*EXERCISE GOAL*. Every line containing "title" should be identified and copied from the data below.
══════════
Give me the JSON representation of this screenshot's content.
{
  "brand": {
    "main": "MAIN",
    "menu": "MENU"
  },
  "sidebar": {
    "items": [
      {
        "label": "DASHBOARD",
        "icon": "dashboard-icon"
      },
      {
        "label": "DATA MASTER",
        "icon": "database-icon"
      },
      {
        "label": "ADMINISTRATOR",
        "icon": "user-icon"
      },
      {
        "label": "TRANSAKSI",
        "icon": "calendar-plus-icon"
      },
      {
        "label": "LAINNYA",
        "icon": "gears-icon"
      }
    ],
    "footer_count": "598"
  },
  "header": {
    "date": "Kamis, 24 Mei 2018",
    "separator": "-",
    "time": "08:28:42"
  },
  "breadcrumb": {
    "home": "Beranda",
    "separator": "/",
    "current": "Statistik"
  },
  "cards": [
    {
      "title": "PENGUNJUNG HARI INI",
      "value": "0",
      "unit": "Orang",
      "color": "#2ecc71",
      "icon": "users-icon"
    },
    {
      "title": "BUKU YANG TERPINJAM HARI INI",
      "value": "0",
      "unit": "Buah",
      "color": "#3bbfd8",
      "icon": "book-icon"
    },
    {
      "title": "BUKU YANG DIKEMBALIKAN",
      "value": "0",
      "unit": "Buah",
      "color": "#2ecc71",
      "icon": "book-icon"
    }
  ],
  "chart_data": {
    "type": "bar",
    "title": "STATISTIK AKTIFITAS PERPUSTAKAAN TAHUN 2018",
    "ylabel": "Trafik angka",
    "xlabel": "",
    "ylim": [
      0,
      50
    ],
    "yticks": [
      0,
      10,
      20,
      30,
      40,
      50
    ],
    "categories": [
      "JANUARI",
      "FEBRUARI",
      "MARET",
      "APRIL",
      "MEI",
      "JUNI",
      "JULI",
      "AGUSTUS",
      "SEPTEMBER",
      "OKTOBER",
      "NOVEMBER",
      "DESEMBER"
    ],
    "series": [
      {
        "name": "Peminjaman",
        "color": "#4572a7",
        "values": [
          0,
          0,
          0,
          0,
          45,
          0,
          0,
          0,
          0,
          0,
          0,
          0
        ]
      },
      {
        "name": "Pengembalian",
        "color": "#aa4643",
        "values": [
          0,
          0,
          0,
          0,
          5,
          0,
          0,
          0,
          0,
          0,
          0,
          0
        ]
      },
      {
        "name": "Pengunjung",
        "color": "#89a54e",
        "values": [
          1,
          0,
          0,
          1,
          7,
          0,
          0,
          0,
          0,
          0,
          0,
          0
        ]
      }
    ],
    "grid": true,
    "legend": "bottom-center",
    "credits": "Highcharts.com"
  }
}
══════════
*ANSWER SECTION*.
      "title": "PENGUNJUNG HARI INI",
      "title": "BUKU YANG TERPINJAM HARI INI",
      "title": "BUKU YANG DIKEMBALIKAN",
    "title": "STATISTIK AKTIFITAS PERPUSTAKAAN TAHUN 2018",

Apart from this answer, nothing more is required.